Directions for this task: Repeat all of the records word for word, but skip any picture.

*** Data shown Section Begins ***

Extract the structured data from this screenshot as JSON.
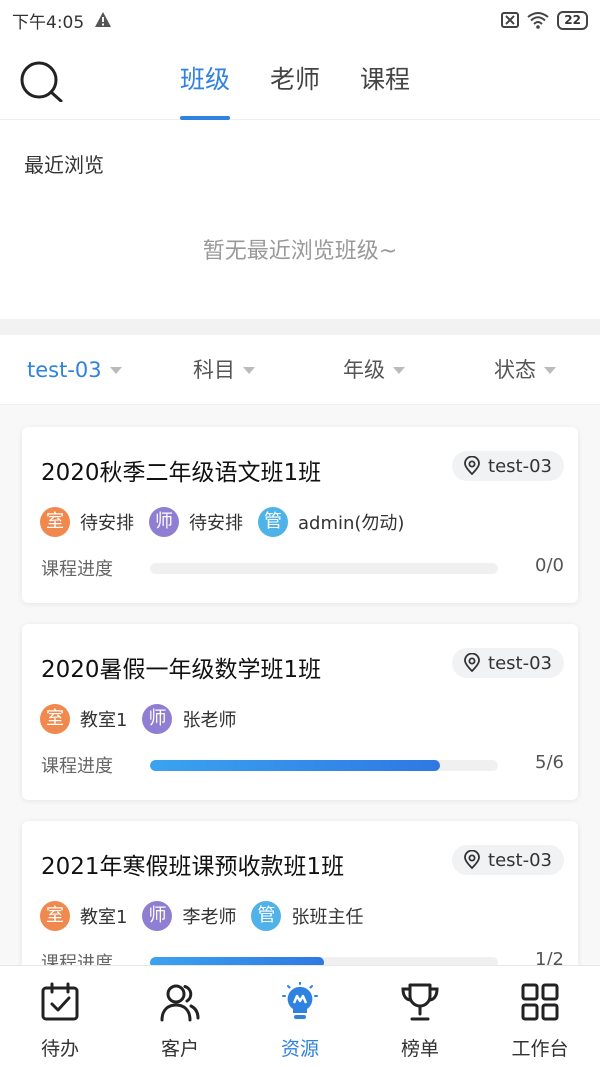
{
  "status_bar": {
    "time": "下午4:05",
    "battery": "22"
  },
  "tabs": [
    {
      "label": "班级",
      "active": true
    },
    {
      "label": "老师",
      "active": false
    },
    {
      "label": "课程",
      "active": false
    }
  ],
  "recent": {
    "title": "最近浏览",
    "empty_text": "暂无最近浏览班级~"
  },
  "filters": [
    {
      "label": "test-03",
      "active": true
    },
    {
      "label": "科目",
      "active": false
    },
    {
      "label": "年级",
      "active": false
    },
    {
      "label": "状态",
      "active": false
    }
  ],
  "classes": [
    {
      "title": "2020秋季二年级语文班1班",
      "location": "test-03",
      "tags": [
        {
          "icon": "室",
          "text": "待安排",
          "color": "#f0894e"
        },
        {
          "icon": "师",
          "text": "待安排",
          "color": "#8f7fd3"
        },
        {
          "icon": "管",
          "text": "admin(勿动)",
          "color": "#4fb3ea"
        }
      ],
      "progress_label": "课程进度",
      "progress_value": "0/0",
      "progress_fraction": 0
    },
    {
      "title": "2020暑假一年级数学班1班",
      "location": "test-03",
      "tags": [
        {
          "icon": "室",
          "text": "教室1",
          "color": "#f0894e"
        },
        {
          "icon": "师",
          "text": "张老师",
          "color": "#8f7fd3"
        }
      ],
      "progress_label": "课程进度",
      "progress_value": "5/6",
      "progress_fraction": 0.8333
    },
    {
      "title": "2021年寒假班课预收款班1班",
      "location": "test-03",
      "tags": [
        {
          "icon": "室",
          "text": "教室1",
          "color": "#f0894e"
        },
        {
          "icon": "师",
          "text": "李老师",
          "color": "#8f7fd3"
        },
        {
          "icon": "管",
          "text": "张班主任",
          "color": "#4fb3ea"
        }
      ],
      "progress_label": "课程进度",
      "progress_value": "1/2",
      "progress_fraction": 0.5
    }
  ],
  "bottom_nav": [
    {
      "label": "待办",
      "icon": "calendar-check-icon",
      "active": false
    },
    {
      "label": "客户",
      "icon": "users-icon",
      "active": false
    },
    {
      "label": "资源",
      "icon": "bulb-icon",
      "active": true
    },
    {
      "label": "榜单",
      "icon": "trophy-icon",
      "active": false
    },
    {
      "label": "工作台",
      "icon": "grid-icon",
      "active": false
    }
  ],
  "colors": {
    "accent": "#2f82e0"
  }
}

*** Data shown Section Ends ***

Written response:
Extract the structured data from this screenshot as JSON.
{
  "status_bar": {
    "time": "下午4:05",
    "battery": "22"
  },
  "tabs": [
    {
      "label": "班级",
      "active": true
    },
    {
      "label": "老师",
      "active": false
    },
    {
      "label": "课程",
      "active": false
    }
  ],
  "recent": {
    "title": "最近浏览",
    "empty_text": "暂无最近浏览班级~"
  },
  "filters": [
    {
      "label": "test-03",
      "active": true
    },
    {
      "label": "科目",
      "active": false
    },
    {
      "label": "年级",
      "active": false
    },
    {
      "label": "状态",
      "active": false
    }
  ],
  "classes": [
    {
      "title": "2020秋季二年级语文班1班",
      "location": "test-03",
      "tags": [
        {
          "icon": "室",
          "text": "待安排",
          "color": "#f0894e"
        },
        {
          "icon": "师",
          "text": "待安排",
          "color": "#8f7fd3"
        },
        {
          "icon": "管",
          "text": "admin(勿动)",
          "color": "#4fb3ea"
        }
      ],
      "progress_label": "课程进度",
      "progress_value": "0/0",
      "progress_fraction": 0
    },
    {
      "title": "2020暑假一年级数学班1班",
      "location": "test-03",
      "tags": [
        {
          "icon": "室",
          "text": "教室1",
          "color": "#f0894e"
        },
        {
          "icon": "师",
          "text": "张老师",
          "color": "#8f7fd3"
        }
      ],
      "progress_label": "课程进度",
      "progress_value": "5/6",
      "progress_fraction": 0.8333
    },
    {
      "title": "2021年寒假班课预收款班1班",
      "location": "test-03",
      "tags": [
        {
          "icon": "室",
          "text": "教室1",
          "color": "#f0894e"
        },
        {
          "icon": "师",
          "text": "李老师",
          "color": "#8f7fd3"
        },
        {
          "icon": "管",
          "text": "张班主任",
          "color": "#4fb3ea"
        }
      ],
      "progress_label": "课程进度",
      "progress_value": "1/2",
      "progress_fraction": 0.5
    }
  ],
  "bottom_nav": [
    {
      "label": "待办",
      "icon": "calendar-check-icon",
      "active": false
    },
    {
      "label": "客户",
      "icon": "users-icon",
      "active": false
    },
    {
      "label": "资源",
      "icon": "bulb-icon",
      "active": true
    },
    {
      "label": "榜单",
      "icon": "trophy-icon",
      "active": false
    },
    {
      "label": "工作台",
      "icon": "grid-icon",
      "active": false
    }
  ],
  "colors": {
    "accent": "#2f82e0"
  }
}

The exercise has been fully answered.